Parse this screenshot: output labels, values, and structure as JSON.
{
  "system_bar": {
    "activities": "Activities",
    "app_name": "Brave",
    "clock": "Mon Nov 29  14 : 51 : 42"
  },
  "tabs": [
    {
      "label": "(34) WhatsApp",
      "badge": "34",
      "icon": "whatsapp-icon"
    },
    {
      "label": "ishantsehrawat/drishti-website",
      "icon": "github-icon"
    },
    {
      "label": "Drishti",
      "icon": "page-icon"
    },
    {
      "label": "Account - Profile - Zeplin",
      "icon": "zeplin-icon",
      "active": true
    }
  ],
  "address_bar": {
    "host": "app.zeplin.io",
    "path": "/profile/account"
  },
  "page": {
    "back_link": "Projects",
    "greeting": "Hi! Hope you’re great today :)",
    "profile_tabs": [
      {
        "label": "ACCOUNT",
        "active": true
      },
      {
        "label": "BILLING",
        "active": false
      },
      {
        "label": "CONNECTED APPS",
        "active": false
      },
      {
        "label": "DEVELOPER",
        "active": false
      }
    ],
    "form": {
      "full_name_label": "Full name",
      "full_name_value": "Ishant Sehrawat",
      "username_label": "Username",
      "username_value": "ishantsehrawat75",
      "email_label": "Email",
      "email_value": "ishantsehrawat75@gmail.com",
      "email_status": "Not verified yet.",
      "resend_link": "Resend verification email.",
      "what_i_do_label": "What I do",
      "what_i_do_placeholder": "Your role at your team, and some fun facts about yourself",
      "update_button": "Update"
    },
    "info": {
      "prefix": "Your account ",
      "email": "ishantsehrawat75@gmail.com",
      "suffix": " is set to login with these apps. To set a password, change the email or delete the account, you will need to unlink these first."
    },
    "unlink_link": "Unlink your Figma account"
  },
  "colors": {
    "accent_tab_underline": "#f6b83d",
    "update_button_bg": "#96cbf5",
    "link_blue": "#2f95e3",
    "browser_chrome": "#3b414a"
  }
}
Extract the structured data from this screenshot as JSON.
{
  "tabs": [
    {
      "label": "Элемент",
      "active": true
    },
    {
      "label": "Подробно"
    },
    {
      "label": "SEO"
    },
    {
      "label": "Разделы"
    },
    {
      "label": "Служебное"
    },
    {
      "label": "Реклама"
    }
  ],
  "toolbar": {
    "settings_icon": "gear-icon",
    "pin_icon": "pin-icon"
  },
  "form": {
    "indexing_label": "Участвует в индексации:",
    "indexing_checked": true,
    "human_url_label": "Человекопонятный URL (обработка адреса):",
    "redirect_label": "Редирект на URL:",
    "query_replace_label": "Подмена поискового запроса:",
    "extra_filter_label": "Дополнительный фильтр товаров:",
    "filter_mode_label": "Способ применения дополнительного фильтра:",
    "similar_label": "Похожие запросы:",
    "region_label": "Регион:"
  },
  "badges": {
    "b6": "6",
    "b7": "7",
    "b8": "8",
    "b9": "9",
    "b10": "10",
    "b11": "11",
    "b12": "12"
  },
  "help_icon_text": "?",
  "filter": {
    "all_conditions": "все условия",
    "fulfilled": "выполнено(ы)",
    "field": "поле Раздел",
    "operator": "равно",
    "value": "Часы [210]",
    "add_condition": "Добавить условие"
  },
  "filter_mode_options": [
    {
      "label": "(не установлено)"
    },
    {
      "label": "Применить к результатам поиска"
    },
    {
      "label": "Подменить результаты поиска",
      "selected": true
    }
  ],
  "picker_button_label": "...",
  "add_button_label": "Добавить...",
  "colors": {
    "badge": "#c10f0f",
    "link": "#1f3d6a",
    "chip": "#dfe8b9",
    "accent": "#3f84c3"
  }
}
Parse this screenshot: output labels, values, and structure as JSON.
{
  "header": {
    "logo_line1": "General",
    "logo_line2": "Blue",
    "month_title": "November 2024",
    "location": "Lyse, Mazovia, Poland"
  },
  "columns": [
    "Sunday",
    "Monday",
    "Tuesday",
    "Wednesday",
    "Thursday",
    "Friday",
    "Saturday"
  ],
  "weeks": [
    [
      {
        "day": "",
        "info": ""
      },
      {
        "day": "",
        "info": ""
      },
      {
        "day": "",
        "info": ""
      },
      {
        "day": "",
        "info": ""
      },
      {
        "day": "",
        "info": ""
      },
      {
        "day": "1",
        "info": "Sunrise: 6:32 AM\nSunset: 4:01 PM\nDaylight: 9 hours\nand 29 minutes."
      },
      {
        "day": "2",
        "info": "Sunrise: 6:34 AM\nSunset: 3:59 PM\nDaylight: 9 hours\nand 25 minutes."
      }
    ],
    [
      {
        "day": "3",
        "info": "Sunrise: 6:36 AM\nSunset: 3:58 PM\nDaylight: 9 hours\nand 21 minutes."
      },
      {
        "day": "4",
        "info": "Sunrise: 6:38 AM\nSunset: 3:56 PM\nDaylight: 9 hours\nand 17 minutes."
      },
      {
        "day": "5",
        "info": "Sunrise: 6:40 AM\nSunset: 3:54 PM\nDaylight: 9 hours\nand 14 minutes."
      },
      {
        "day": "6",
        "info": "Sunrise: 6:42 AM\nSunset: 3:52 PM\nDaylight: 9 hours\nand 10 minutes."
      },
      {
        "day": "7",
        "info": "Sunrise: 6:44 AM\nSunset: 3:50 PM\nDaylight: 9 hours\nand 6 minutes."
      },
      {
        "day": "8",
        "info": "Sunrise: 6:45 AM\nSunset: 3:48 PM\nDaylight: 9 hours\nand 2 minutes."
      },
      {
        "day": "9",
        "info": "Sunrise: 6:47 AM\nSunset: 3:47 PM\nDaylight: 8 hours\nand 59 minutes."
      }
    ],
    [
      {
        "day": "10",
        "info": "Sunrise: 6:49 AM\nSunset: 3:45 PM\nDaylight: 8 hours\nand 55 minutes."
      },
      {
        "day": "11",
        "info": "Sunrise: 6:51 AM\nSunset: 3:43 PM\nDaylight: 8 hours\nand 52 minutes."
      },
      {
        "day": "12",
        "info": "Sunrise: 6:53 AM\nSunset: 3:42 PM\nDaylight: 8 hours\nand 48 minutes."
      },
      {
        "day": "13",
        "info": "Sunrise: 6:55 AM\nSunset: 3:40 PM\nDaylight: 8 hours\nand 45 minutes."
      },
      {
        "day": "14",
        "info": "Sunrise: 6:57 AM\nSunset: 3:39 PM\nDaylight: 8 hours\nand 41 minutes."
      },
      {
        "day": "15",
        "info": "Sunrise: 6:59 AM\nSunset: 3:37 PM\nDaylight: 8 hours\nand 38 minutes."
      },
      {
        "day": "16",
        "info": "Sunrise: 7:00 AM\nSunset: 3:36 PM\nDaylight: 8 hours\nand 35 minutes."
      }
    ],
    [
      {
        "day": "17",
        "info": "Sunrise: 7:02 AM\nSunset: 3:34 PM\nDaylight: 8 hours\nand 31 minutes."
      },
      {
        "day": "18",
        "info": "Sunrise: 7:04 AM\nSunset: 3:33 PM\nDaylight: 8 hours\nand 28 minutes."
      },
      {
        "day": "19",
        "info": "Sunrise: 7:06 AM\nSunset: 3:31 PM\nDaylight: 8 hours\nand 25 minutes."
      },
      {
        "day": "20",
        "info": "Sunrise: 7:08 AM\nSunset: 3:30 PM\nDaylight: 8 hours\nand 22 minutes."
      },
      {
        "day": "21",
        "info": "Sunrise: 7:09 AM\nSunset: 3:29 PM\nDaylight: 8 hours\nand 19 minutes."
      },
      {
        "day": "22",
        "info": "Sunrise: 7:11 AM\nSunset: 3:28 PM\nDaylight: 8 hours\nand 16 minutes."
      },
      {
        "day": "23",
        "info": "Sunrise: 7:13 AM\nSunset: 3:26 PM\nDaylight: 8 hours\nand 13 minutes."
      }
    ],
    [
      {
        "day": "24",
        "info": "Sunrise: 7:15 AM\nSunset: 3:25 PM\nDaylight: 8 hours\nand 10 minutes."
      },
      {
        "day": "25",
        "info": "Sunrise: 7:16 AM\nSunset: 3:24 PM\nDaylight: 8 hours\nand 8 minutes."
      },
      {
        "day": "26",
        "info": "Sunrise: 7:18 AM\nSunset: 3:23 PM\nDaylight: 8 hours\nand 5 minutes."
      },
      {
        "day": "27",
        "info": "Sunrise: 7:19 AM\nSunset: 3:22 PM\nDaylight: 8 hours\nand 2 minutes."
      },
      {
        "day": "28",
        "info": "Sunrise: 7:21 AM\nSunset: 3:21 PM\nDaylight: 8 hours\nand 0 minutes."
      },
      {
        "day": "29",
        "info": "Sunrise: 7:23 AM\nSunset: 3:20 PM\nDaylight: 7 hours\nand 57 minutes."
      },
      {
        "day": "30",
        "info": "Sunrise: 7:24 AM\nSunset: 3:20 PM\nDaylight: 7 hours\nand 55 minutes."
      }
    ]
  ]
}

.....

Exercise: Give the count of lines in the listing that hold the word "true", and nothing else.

Task result: 5